Dr. Dobb's Journal sails into the sunset - yet again
Specialist programming site will post no new content
Programming journal and website Dr. Dobb's is ceasing publication of new content at the end of 2014.
Editor Andrew Binstock explains the decision by owners United Business Media to "sunset" the site, though all existing content will remain available.
Dr. Dobb’s Journal began as a newsletter published by Bob Albrecht and Dennis Allison in Menlo Park, California. It was devoted to Allison’s programming language Tiny BASIC. Its first issue in January 1976 was called Tiny BASIC Calisthenics and Orthodontia and subtitled Running Light without Overbyte.
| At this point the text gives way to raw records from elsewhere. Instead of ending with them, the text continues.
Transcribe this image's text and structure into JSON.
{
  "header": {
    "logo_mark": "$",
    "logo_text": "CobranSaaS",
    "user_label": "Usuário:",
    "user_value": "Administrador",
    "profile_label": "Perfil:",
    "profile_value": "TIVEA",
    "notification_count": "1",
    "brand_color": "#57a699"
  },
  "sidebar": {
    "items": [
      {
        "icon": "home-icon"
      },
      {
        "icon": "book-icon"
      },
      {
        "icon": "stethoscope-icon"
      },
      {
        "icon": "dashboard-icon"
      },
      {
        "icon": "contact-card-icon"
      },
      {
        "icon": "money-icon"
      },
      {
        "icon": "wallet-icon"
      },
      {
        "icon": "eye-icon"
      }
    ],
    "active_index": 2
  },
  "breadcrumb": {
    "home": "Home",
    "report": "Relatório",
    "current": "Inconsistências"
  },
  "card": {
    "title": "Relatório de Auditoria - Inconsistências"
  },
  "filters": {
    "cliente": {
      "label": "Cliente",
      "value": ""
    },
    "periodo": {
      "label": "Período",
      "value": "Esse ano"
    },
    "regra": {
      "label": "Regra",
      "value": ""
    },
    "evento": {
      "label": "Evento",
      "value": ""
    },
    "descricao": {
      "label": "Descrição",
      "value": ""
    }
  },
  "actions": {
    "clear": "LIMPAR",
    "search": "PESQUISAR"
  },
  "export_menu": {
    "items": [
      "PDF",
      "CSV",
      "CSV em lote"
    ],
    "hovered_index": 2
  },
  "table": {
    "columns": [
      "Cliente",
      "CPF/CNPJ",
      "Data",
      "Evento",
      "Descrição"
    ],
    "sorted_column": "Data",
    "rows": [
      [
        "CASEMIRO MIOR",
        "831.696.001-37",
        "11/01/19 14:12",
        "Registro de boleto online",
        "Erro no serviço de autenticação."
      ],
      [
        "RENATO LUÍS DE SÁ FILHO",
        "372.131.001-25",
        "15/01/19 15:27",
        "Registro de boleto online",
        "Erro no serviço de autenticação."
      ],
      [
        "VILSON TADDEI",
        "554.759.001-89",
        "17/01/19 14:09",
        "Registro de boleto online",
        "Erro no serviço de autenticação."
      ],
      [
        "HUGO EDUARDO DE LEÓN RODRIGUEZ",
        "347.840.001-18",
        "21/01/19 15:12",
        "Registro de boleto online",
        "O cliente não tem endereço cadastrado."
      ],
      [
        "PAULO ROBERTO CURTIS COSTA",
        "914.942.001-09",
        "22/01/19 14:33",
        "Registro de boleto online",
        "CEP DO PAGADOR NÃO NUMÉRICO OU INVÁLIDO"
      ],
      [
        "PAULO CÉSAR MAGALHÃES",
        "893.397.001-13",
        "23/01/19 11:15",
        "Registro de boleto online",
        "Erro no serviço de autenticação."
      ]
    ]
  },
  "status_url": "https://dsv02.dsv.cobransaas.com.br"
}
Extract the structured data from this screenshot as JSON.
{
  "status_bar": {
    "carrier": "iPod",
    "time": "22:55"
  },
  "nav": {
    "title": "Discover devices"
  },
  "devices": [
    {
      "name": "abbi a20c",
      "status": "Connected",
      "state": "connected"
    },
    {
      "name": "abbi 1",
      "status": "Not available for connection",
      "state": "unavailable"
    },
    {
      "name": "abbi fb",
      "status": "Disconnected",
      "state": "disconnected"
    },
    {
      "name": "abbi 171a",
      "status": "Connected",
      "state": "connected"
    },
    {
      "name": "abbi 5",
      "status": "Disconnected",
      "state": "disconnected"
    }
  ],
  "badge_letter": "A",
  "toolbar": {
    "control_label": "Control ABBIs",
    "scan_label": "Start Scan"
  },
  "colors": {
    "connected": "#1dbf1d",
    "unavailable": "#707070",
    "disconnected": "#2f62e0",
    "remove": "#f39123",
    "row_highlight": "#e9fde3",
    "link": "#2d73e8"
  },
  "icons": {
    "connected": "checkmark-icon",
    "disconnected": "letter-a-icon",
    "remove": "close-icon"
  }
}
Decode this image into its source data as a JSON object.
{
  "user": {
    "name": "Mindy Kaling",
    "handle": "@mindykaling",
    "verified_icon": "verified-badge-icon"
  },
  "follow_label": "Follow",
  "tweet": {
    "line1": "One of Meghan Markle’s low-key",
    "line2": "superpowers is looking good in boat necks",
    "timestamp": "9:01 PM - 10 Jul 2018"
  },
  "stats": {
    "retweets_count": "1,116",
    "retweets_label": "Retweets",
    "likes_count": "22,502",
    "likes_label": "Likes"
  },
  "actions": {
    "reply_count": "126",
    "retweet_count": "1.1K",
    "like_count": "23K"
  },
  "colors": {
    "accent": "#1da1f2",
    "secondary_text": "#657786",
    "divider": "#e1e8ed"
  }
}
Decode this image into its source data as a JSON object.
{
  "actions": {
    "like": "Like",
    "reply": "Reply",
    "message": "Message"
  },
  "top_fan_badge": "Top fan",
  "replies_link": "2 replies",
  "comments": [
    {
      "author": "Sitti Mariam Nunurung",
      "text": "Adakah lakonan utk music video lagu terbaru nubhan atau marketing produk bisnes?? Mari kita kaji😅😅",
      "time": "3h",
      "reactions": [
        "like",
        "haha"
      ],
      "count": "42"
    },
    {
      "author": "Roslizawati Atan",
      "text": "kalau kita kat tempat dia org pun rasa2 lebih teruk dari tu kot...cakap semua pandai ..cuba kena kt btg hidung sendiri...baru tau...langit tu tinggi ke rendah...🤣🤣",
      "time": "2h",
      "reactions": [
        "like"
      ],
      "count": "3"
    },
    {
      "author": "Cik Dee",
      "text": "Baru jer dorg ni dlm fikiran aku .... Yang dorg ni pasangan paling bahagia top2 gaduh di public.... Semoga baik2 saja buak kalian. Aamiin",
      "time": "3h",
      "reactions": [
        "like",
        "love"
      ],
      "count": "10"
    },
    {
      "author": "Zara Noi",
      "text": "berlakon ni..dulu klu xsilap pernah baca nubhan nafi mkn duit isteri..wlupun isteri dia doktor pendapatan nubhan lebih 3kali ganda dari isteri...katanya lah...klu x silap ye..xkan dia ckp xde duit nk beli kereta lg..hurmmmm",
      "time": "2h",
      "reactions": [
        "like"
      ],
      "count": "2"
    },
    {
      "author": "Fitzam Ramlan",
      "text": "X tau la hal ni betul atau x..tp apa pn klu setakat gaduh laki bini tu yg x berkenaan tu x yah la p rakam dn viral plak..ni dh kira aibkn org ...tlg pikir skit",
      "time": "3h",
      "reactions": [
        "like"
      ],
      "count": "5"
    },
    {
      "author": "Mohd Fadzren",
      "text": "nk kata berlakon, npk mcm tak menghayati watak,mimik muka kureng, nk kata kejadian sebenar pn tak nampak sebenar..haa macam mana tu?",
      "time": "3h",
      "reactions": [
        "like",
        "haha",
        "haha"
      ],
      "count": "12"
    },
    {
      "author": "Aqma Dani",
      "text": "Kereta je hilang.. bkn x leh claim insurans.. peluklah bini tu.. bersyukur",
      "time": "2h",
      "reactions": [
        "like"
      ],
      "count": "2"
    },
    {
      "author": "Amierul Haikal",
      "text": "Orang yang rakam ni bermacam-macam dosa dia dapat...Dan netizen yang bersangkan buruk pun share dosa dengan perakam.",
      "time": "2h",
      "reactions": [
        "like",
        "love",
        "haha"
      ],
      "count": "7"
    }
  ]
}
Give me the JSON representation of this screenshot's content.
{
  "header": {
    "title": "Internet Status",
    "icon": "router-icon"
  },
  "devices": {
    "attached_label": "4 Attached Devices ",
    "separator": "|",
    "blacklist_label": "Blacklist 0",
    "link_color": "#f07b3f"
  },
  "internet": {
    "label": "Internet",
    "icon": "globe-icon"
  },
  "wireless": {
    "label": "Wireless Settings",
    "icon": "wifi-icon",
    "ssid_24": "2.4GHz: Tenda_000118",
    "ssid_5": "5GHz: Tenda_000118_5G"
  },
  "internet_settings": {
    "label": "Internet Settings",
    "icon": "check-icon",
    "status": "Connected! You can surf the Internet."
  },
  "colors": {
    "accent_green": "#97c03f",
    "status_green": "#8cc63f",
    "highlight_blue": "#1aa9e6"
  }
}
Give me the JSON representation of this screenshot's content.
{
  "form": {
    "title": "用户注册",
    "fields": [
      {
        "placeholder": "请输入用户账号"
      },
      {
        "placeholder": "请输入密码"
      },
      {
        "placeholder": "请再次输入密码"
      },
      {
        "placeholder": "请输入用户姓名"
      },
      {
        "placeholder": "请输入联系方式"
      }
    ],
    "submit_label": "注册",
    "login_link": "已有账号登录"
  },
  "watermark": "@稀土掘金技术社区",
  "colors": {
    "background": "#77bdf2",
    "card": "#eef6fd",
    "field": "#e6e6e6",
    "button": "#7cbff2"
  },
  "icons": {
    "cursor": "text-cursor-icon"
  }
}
The name Dr. Dobb’s was invented as a a running together of “Don” and “Bob” by the paste-up artist, who thought Allison was called Don, according to this retrospective.
The first issue
The magazine grew to become a programming journal with a strong reputation and global readership. In the nineties it was a fat print publication stuffed with detailed articles on subjects including programming languages, techniques and algorithms, operating system internals, developer tools. Contributors included Allen Holub, Andrew Koenig, Herb Sutter, Scott Ambler, and the Reg’s own Verity Stob. It was also full of ads, but the rise of the internet meant that the attention of both developers and advertisers turned elsewhere and the last print edition was dated February 2009.
“R.I.P. Dr. Dobb’s” said contributor Eric Sink at the time; but Dr. Dobb's became a successful web publication, and according to Binstock its readership has been growing, with a record 10.3 million page views in 2014. Unfortunately revenue has declined, the reason given being turnover in sales staff and a shift in the advertising policies of key vendors.
As our page views show, the need for an independent site with in-depth articles, code, algorithms, and reliable product reviews is still very much present. And I will dearly miss that content. I wish I could point you to another site that does similar work, but alas, I know of none.
In its heyday DDJ had so much in-depth content that finding time to read all the good stuff before the next one plopped on the doormat could be a struggle. It will be missed. ®